Coalition explores leveraging money for affordable housing.

City Council got a written thank you for its action on the recent budget adoption and an element of the tax package that accompanied it.

Housing Action, a citizen's coalition to create more affordable housing, presented a letter of "deep gratitude" to City Councilman Ludwig Gaines for the council's action to dedicate one cent of the real property tax and a portion of the recordation tax "to preserve affordable housing." The presentation took place during the group's meeting June 15 at Westminster Presbyterian Church.

"Council's action reflects the high priority that our entire community places on maintaining a supply of housing that can support a vibrant and diverse community," according to the letter signed by Nancy Carson and James Hoben, co-chairs, Housing Action.

"Already many of our community's workers — including firefighters, teachers, police officers, and health care professionals — are being forced to move out of town .... Without a coordinated, sustained effort to combat current trends, Alexandria will soon become a city of only two classes: the very wealthy and the poor living in public housing," it stated.

"It's because of organizations like you that we found the political will to do this. This is to protect many who have lived here all their lives and are now facing a potential moving van due to escalating property taxes," Gaines said in accepting the letter of thanks on behalf of the mayor and council.

The one cent dedication is estimated to produce approximately $3.65 million in revenue. "We are also hoping that other revenues will be freed up for this purpose," Carson said.

"We are very aware of how hard city staff is working to deal with all the things on their plate. And we are extremely honored and humbled by all the groups forming around the Housing Action coalition," Hoben said.

"No matter if we are poor or rich, we have to rally around this issue. Now we have to decide how to move from these very important decisions by council to a commitment to action," he said.

Hoben said, "About five percent of the apartments in the city have been bought by developers who are converting them to condominiums.
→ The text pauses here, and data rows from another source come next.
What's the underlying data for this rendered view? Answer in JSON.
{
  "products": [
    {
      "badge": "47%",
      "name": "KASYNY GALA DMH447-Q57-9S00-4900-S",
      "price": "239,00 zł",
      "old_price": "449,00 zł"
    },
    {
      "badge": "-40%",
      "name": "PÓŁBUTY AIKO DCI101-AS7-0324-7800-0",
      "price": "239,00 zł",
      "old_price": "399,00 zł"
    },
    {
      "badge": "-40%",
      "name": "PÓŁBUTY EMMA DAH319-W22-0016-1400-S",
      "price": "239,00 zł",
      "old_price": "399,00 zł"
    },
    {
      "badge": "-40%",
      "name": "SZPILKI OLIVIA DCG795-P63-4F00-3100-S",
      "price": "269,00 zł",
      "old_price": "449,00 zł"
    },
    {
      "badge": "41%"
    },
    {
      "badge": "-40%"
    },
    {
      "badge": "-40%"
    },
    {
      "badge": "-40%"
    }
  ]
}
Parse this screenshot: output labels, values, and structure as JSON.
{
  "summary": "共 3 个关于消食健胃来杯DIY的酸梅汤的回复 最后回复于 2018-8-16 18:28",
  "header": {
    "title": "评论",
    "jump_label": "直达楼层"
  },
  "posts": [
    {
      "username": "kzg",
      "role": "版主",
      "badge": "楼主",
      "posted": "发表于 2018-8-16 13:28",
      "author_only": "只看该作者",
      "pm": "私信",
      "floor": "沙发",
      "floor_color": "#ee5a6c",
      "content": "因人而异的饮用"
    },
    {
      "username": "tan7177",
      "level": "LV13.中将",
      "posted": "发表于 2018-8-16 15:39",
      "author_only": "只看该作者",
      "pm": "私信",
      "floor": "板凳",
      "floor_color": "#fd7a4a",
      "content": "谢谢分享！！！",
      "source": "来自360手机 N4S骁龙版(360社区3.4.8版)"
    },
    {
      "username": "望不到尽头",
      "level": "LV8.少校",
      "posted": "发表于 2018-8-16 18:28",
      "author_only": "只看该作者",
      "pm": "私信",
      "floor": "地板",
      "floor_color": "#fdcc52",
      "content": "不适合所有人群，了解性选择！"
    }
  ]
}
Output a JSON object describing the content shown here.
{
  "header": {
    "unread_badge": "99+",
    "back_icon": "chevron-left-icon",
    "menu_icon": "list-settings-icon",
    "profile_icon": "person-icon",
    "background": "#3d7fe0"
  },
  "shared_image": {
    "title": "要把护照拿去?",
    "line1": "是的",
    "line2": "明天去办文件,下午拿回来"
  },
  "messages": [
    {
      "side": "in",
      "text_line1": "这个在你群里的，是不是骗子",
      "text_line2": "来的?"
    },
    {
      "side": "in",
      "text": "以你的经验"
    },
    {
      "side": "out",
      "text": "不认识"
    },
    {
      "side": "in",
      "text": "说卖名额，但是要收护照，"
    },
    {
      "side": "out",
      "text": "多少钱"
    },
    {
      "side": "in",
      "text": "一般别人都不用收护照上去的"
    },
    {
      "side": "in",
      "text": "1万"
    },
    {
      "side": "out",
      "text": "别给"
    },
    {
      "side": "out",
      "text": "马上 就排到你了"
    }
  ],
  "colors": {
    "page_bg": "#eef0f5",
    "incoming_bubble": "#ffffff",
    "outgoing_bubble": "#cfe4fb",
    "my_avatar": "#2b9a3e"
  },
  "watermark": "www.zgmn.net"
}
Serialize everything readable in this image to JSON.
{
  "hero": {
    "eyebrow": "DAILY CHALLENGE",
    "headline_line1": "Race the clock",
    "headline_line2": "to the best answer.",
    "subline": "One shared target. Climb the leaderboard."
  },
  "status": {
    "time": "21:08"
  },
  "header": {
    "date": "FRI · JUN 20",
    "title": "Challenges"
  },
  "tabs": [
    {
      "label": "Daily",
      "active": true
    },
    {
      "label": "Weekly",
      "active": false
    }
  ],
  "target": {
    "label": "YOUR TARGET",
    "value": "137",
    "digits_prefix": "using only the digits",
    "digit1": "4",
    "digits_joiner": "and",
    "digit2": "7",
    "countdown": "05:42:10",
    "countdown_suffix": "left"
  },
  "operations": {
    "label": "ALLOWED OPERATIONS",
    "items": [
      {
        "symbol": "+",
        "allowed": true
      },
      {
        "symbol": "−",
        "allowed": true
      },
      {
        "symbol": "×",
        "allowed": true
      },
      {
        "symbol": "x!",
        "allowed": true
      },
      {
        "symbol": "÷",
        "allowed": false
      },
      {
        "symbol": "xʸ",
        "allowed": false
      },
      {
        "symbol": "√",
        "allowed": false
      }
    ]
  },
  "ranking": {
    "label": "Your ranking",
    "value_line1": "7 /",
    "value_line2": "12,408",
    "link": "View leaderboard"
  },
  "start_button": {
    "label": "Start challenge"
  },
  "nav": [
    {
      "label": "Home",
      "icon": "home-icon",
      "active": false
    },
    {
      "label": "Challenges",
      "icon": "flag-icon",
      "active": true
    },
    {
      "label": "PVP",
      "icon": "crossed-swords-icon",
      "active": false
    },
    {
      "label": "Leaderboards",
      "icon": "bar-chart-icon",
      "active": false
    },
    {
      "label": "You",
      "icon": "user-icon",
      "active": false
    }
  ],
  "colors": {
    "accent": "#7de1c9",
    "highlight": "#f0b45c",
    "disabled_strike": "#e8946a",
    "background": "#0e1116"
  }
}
We need to leverage this money from the tax into at least $36 million if we are going to buy property for affordable housing," Hoben said.

HE IDENTIFIED three areas of necessary action:

* Develop a housing preservation action plan.

* Multiply and leverage the one cent dedicated funds.

* Build new public/private implementation partnerships.

"One year from now we should be able to say we have saved 200 units," Hoben said.

"We are trying to figure out how we can acquire more units. It would be easy for this money to be used up on existing programs. We want it to go to preserve affordable units," Carson said.

"Developing a strategic plan to preserve affordable units is fine, but we are at such a crisis in Alexandria now we are losing," said A. Melvin Miller, chair, Alexandria Redevelopment and Housing Authority. He suggested looking at ARHA's Glebe Park units as a possibility for increasing the inventory of affordable units.

"We [ARHA] can't continue to carry it [Glebe Park] with Section 8 funds due to HUD's recent rulings. Something's going to happen and it's not going to be nice," Miller told the group.

There are 152 total units at Glebe Park, according to William Dearman, ARHA executive director. Of that, 40 units are public housing and 112 are affordable market rate units. "The section 8 units are included in that 112," Dearman said.

Hoben asked Miller if the city had a team formed "to get the job done on housing."

Miller responded, "There isn't a set group. But, as a result of The Berg project we have established a working group ... it's an ad hoc thing."

Fran Becker of Carpenter's Shelter and a member of Housing Action's steering committee said, "What's critical is to talk about affordable housing within the various civic associations throughout the city." She urged all those present to become involved with their civic associations.

Both Carson and Hoben emphasized that since council "voted unanimously to dedicate revenue for workforce housing ... now all of us must share ideas and energy to produce units. We need education efforts, location surveys, consideration of new policy steps, and a lot of organizing."